▼
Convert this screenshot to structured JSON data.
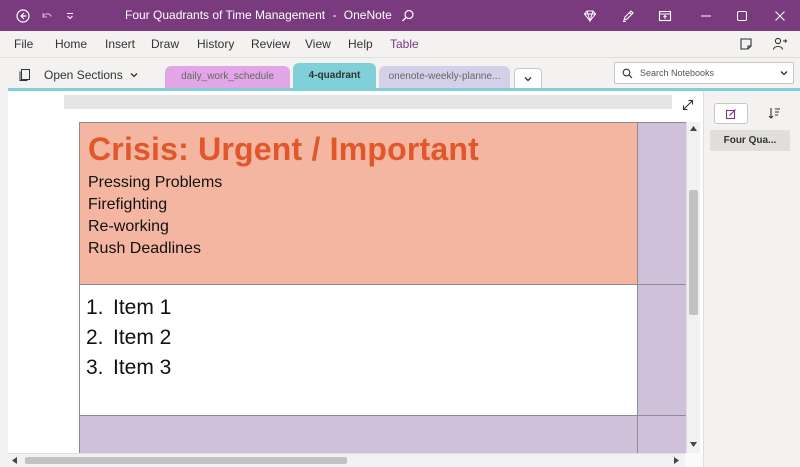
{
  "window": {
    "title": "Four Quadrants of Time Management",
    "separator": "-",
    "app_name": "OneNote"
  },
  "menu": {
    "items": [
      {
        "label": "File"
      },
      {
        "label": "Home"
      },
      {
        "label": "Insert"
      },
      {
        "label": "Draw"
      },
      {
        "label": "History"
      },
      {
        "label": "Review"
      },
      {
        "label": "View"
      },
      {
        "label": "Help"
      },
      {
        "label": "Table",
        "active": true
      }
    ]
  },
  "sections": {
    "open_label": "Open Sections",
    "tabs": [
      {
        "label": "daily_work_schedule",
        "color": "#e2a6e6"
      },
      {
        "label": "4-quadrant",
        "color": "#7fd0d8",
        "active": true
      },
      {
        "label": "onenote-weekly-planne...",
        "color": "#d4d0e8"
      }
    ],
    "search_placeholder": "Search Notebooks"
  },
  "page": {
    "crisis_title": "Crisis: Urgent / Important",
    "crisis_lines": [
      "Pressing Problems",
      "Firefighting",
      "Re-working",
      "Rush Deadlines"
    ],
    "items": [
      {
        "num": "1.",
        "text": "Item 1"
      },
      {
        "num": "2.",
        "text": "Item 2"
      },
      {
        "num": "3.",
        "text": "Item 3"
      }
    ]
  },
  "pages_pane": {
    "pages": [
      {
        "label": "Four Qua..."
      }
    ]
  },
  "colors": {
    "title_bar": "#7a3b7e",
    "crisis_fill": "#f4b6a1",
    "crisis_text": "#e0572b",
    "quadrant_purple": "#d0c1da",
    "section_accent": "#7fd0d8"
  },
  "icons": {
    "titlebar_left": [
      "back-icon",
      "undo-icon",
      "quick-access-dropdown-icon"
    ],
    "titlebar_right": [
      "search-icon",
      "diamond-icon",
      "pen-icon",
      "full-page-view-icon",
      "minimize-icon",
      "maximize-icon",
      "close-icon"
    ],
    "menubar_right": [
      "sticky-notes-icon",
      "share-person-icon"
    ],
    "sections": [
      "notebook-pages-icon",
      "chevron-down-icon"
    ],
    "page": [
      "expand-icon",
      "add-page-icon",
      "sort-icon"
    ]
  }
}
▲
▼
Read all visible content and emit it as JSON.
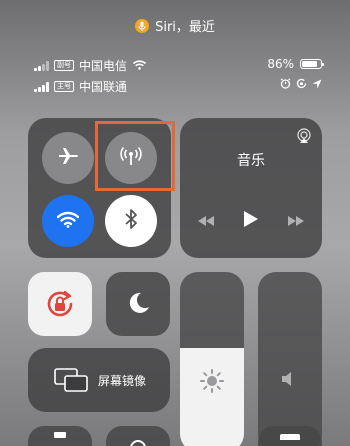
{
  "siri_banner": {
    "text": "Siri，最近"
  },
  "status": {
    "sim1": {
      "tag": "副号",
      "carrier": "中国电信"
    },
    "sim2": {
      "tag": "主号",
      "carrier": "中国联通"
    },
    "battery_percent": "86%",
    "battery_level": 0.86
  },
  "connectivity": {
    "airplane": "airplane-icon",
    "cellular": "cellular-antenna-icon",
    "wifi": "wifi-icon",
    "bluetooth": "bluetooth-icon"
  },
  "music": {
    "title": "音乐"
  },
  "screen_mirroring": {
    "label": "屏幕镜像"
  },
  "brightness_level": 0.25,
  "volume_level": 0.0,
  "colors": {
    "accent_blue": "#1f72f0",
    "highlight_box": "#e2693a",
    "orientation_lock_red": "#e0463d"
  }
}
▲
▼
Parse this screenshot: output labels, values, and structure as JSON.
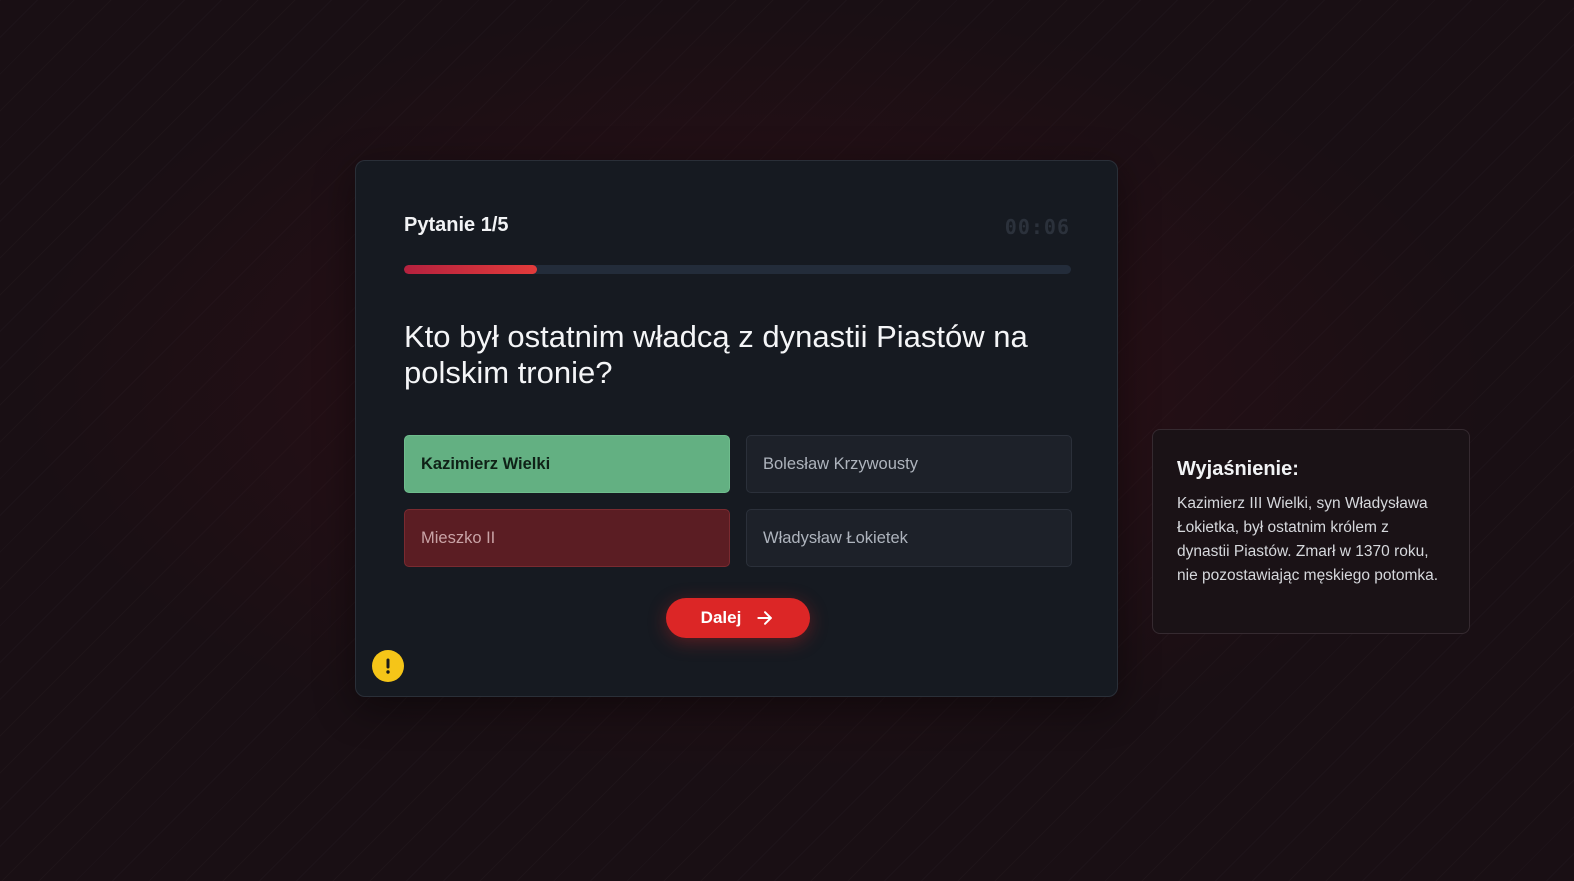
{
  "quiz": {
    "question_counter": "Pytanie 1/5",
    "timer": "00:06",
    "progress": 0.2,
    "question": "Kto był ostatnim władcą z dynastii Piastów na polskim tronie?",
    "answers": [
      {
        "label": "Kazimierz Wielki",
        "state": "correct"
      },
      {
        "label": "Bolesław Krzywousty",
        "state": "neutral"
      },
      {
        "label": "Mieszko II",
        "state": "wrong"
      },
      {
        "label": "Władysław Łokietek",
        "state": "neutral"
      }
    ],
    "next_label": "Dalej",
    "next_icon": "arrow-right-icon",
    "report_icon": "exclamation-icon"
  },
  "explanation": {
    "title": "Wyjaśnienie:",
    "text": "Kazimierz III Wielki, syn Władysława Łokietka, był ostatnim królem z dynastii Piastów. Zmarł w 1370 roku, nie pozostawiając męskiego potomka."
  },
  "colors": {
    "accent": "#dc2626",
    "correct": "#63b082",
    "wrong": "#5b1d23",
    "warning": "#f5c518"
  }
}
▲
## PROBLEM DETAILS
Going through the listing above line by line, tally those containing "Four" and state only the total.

## ANSWER AREA
2